On day one I was shown how to use the camera, and I spent the afternoon practising focussing and taking meter readings, without ever taking a photograph, as I failed to find a subject worthy of the equipment. The highlight of the afternoon was a cream and jam scone in the teashop at Aira force waterfall. I have never been a big fan of photographing waterfalls, there being a cliche in there somewhere about photographers and their subject matter. I did sneak into the undergrowth for a quick shot on my Lumix of a tree with a tape around it when no-one was looking; I somehow felt that this wasn't the sort of subject that anyone was expecting me to choose for the Chamonix.

Having got to grips with the camera, I was taken to a bog on day two, and really had to find a subject; not something that ever comes easily under pressure.

I found a tree and some grass; happy to be back in my comfort zone, despite sinking into the bog I produced my first ever large  format photograph.

Oak tree in autumn

As you can see, the colour is very different to that of the digital image above it. Looking through the ground glass screen makes it difficult to see the detail in the grass or to pick out patterns or shapes to give foreground interest, and the camera slipped on the tripod in the bog, so that there is less of the tree than I intended.............. but at least the exposure is correct!

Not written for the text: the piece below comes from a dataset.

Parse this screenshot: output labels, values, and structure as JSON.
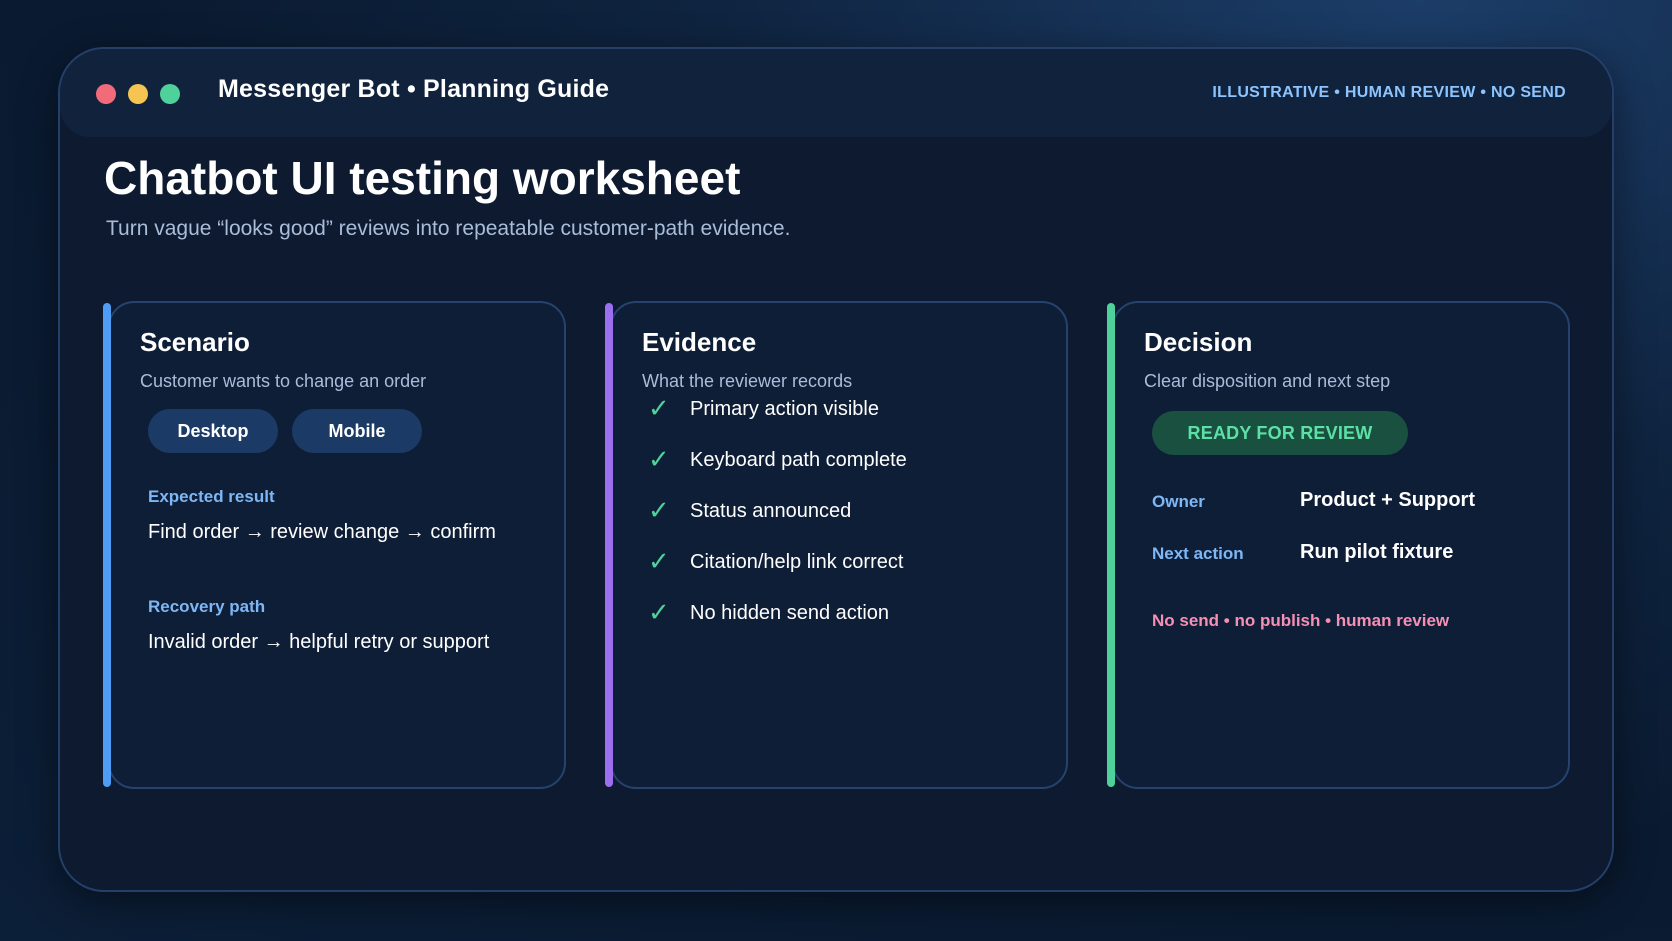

I moved on round the corner and took another shot, this time all by myself, without any help........

my second ever large format photograph © Caroline Fraser 2011
I was a bit happier with this one, since I did it all by myself, with no-one looking on.

Five days later, I had precisely 7 negatives to develop. it seems that large format photographers do it real, real slow................

So I made a list of the pros and cons


  • enormous negatives make enormous prints; 10x8 negatives can happily be enlarged to the size of the side of a house................ 
  • super sharp landscapes are what landscape photographers really like, and using tilt and shift, you can get a sharp plane of focus anywhere you like, as long as you understand the Scheimpflug principle ........ are you ready for some physics? I thought not..................
  • you can have "looming foregrounds" ( the Joe Cornish boulder) ...   not something I have ever particularly aspired to, but it can add impact to a landscape.
  • film has different colour qualities that landscape photographers enjoy, from super rich Velvia, to the more restrained Provia.
  • you can pretty much guarantee that by the time you set up your shot and get everything in focus, the light that looked so wonderful will have changed and a grey cloud will have appeared that doesn't clear even after you have eaten 3 apples, a sandwich and had time to make notes in your notebook
  • your woolly hat will stick to the velcro on the black cloth that your head is under every time the wind blows, making it impossible to see the glass screen or focus the image.
  • the kit is very, very  heavy , so you will wish to take photos either from the car, beside the car, or a few feet away from the car
  • suitable subjects might therefore be a flat path in a  flat valley, a tree beside the road, a woodland beside a car park, or a river beside a road.
  • the ideal subject will be something indoors in a  studio
  • you need a lot of expensive new equipment, and there is a recession on
  • there are endless difficult decisions about which film to use

I have thought long and hard about my week, which I really enjoyed. I have decided that I would do it again, only if I had a subject matter that didn't require me to carry the kit up and down hills. It really is a sport for fit young individuals. As a form of photography it is considered and planned, and requires a different way of working. As one who enjoys walking and taking pictures as I go, I am not sure it is the answer. But I am really convinced that the quality of the images is something special, and am currently exploring medium format as a compromise............. I can happily carry a Rolleiflex twin lens reflex through the woods on walks with my dog, and still feel that I am moving freely through the landscape, which is how I like to work.

And besides, why spend your day with your head under a black cloth when you are somewhere as beautiful as the Lake District?

I am really grateful to Tim and Dav for giving me this opportunity and for teaching me the whole process right from the setting up of the camera to scanning and processing the final results.

See more about them and landscape photography in general at Peak Landscapes for Dav Thomas , Tim Parkin and Great British Landscapes